*** Opening Provided records ***

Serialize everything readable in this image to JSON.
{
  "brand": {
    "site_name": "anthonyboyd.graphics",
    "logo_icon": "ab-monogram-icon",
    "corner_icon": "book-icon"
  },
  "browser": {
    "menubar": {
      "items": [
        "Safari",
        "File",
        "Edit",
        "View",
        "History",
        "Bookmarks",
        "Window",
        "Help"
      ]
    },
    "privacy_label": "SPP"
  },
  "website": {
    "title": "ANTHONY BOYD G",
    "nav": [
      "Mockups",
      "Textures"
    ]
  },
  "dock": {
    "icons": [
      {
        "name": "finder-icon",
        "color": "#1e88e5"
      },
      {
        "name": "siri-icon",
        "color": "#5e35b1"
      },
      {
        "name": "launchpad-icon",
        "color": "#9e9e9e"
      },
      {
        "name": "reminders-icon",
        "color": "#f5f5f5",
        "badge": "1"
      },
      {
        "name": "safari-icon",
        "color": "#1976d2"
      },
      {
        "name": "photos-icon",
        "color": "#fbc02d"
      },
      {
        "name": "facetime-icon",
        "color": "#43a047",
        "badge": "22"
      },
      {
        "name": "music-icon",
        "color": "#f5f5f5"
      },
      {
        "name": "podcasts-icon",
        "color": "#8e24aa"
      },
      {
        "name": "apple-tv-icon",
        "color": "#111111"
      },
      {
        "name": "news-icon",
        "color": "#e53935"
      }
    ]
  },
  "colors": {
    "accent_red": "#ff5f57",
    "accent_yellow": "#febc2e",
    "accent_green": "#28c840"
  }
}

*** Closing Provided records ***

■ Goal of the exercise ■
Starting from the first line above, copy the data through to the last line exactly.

■ Your response ■
Serialize everything readable in this image to JSON.
{
  "brand": {
    "site_name": "anthonyboyd.graphics",
    "logo_icon": "ab-monogram-icon",
    "corner_icon": "book-icon"
  },
  "browser": {
    "menubar": {
      "items": [
        "Safari",
        "File",
        "Edit",
        "View",
        "History",
        "Bookmarks",
        "Window",
        "Help"
      ]
    },
    "privacy_label": "SPP"
  },
  "website": {
    "title": "ANTHONY BOYD G",
    "nav": [
      "Mockups",
      "Textures"
    ]
  },
  "dock": {
    "icons": [
      {
        "name": "finder-icon",
        "color": "#1e88e5"
      },
      {
        "name": "siri-icon",
        "color": "#5e35b1"
      },
      {
        "name": "launchpad-icon",
        "color": "#9e9e9e"
      },
      {
        "name": "reminders-icon",
        "color": "#f5f5f5",
        "badge": "1"
      },
      {
        "name": "safari-icon",
        "color": "#1976d2"
      },
      {
        "name": "photos-icon",
        "color": "#fbc02d"
      },
      {
        "name": "facetime-icon",
        "color": "#43a047",
        "badge": "22"
      },
      {
        "name": "music-icon",
        "color": "#f5f5f5"
      },
      {
        "name": "podcasts-icon",
        "color": "#8e24aa"
      },
      {
        "name": "apple-tv-icon",
        "color": "#111111"
      },
      {
        "name": "news-icon",
        "color": "#e53935"
      }
    ]
  },
  "colors": {
    "accent_red": "#ff5f57",
    "accent_yellow": "#febc2e",
    "accent_green": "#28c840"
  }
}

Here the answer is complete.